◆ Problem
Among the entries below, find how many lines carry the word "JSON" and state only that figure.

(Web page and app entries)
====================
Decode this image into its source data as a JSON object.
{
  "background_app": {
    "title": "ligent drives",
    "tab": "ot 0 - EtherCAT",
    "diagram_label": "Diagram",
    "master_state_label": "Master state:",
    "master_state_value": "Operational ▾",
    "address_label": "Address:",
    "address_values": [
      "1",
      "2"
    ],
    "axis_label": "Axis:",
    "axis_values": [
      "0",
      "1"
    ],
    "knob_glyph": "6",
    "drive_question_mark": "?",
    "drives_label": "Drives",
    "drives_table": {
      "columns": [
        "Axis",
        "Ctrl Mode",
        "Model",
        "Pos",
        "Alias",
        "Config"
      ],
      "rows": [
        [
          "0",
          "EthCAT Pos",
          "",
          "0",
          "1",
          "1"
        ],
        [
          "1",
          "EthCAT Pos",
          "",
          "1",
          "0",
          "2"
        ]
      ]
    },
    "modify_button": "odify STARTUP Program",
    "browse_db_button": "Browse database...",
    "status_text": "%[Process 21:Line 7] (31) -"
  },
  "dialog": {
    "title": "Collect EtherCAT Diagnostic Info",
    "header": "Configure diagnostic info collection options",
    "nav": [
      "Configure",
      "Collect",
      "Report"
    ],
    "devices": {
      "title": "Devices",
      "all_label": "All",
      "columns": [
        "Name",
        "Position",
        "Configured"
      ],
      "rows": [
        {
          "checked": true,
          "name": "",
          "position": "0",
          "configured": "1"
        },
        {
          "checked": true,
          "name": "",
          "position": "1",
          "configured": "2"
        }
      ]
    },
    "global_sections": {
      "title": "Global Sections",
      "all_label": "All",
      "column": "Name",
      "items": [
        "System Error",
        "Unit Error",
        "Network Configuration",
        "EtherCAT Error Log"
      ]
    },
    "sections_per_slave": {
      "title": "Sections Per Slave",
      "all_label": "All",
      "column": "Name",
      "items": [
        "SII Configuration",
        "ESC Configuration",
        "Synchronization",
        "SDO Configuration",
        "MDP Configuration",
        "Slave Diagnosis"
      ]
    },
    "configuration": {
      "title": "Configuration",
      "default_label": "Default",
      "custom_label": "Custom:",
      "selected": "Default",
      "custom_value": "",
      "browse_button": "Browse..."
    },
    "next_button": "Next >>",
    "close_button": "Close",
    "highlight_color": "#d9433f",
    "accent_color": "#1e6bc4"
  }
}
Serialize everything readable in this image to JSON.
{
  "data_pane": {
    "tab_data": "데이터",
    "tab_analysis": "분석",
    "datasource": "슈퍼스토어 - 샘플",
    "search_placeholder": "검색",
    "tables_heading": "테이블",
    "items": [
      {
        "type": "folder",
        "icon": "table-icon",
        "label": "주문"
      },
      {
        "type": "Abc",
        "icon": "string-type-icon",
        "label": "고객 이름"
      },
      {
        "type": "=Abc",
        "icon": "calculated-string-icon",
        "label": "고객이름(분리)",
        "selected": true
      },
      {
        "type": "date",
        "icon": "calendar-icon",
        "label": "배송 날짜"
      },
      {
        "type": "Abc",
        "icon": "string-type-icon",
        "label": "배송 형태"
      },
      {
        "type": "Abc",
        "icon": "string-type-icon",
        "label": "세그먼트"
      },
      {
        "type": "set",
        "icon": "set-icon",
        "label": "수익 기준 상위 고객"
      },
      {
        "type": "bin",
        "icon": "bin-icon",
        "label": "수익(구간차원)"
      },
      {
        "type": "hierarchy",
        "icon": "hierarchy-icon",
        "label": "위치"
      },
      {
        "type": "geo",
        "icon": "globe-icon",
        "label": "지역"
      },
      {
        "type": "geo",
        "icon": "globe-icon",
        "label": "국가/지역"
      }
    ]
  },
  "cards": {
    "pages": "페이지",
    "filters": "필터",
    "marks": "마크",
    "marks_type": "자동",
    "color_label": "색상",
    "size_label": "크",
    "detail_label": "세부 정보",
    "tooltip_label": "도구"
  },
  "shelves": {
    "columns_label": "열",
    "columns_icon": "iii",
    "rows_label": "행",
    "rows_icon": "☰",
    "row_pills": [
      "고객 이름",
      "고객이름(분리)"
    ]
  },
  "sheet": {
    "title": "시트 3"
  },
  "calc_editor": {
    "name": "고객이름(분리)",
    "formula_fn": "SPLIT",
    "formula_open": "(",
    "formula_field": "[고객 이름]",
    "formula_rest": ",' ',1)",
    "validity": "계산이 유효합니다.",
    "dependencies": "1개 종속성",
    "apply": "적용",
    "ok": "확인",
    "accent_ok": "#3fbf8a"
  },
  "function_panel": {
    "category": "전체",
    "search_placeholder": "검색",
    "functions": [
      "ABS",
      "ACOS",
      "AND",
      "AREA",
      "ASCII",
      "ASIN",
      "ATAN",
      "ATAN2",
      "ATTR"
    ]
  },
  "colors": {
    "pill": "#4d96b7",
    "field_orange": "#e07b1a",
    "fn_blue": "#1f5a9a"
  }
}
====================
◆ Result
2